The top of Times Square at 7th and 47th Street in 1967 with Sweet Charity playing at the Palace Theatre, which in its heyday in the early years of the 20th century was the most prestigious booking in America. All the major stars played there. It was converted to a cinema in 1929 and RKO's Citizen Kane had its world premiere here in 1941. Frank Sinatra, Judy Garland, Danny Kaye and others appeared here while it was a cinema in an effort to rekindle Vaudeville appearing before the main film, but although these were successful it did not lead to Vaudeville making a comeback.
However in 1966 it reverted to being a theatre again and the original run of Sweet Charity was the first production staged and ran for 608 performances. Films were still shown between theatrical runs and concert performances were staged for a time as well. It is still a theatre today.
Luv, with Jack Lemmon and Peter Falk is advertised in an enormous hoarding across the street on a building that isn't a cinema! (It is difficult to discern exactly what the buildings are behind all the advertising that is the hallmark of Times Square). This was a now almost forgotten 60s "comedy" film that had poor reviews and I certainly cannot remember it ever showing on TV in the UK. It was, surprisingly based on a 1964 Broadway hit but the transfer to the big screen was not apparently handled well despite some big stars appearing in it.
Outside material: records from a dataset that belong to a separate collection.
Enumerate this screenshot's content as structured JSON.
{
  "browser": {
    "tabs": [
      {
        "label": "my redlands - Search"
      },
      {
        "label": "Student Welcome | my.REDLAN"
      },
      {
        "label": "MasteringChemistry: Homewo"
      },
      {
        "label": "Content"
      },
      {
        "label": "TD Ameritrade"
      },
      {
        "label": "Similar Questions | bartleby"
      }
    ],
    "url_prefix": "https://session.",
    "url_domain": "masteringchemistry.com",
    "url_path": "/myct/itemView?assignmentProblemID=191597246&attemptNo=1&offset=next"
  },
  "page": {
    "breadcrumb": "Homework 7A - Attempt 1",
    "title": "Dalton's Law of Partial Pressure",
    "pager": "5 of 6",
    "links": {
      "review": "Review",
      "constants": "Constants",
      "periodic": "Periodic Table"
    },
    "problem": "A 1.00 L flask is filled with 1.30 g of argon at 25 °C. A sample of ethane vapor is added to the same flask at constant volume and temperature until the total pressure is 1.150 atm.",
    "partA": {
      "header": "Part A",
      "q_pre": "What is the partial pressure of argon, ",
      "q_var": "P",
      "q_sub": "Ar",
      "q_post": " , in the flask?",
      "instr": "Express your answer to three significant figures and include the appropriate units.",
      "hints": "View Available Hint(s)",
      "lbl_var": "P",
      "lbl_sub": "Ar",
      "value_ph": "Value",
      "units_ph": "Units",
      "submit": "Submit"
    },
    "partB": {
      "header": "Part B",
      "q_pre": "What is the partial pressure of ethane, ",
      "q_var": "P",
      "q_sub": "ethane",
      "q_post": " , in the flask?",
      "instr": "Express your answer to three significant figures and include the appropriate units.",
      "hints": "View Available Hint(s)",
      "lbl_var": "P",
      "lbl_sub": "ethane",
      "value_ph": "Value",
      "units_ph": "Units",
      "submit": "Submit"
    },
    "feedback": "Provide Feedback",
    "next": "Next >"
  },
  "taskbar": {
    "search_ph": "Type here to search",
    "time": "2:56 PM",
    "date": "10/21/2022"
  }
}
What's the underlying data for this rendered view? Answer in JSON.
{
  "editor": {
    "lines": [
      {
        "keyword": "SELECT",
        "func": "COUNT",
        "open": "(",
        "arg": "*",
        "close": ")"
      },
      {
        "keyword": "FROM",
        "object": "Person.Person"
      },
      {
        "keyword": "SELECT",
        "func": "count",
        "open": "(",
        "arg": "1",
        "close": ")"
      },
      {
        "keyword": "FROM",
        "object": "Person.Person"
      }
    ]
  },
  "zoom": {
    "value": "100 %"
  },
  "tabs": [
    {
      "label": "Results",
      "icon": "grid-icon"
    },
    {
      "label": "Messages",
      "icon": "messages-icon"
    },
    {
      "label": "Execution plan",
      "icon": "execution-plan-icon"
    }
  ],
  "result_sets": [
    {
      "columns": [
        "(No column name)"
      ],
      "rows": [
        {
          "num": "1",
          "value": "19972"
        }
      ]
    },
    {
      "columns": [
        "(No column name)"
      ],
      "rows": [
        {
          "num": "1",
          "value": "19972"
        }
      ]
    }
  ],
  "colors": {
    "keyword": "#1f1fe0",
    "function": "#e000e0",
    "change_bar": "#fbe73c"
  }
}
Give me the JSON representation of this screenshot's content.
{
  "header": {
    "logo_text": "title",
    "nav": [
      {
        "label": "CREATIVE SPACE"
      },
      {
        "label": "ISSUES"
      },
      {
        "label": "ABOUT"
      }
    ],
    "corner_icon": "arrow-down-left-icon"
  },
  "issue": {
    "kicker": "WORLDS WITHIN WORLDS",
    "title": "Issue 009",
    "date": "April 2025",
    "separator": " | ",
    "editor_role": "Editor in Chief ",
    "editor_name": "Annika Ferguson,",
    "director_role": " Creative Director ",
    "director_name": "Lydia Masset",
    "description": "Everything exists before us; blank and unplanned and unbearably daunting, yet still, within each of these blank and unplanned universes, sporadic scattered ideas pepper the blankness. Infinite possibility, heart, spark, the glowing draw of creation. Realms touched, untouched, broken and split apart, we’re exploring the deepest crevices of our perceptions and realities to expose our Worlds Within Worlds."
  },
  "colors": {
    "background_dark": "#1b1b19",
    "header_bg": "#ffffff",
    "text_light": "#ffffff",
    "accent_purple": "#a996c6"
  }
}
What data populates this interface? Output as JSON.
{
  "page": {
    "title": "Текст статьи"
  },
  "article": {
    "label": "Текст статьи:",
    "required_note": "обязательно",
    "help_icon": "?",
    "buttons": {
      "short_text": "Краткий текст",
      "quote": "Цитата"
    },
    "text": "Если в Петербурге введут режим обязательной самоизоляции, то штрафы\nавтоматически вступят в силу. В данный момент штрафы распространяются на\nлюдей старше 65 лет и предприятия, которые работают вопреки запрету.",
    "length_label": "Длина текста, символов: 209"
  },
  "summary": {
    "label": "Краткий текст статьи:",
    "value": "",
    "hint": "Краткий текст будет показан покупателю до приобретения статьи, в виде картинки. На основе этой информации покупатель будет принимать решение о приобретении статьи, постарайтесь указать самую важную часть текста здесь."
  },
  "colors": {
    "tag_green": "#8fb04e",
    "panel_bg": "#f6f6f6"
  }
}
One of New Yorks ubiquitous yellow cabs picks up (or drops off) a passenger, but 7th Avenue looks suspiciously quiet. The traffic lights have held up the traffic, and when they turn green the traffic will thunder down 7th again.
In the middle distance is the Brass Rail restuarant at 745 7th Ave. It was a well known eatery for years and apparently was still open for business in 1980 but I cannot find a date when it closed.
The Hotel Taft, opened in 1926 as the Hotel Manger, was renamed in 1931 after the former president who had died the year before. It closed in the early 1980s and has been refurbished as apartments but now only the first seven floors are used as a hotel, The Michaelangelo.
The DeMille Theatre was made into a multiscreen in the 1970s and closed seemingly in the 1980s and was empty for years but in 2007 it was gutted and converted into a restuarant.
With more original images of New York available from as far back as 1939 we will be visiting again, but with the next image that I post we shall return to the UK.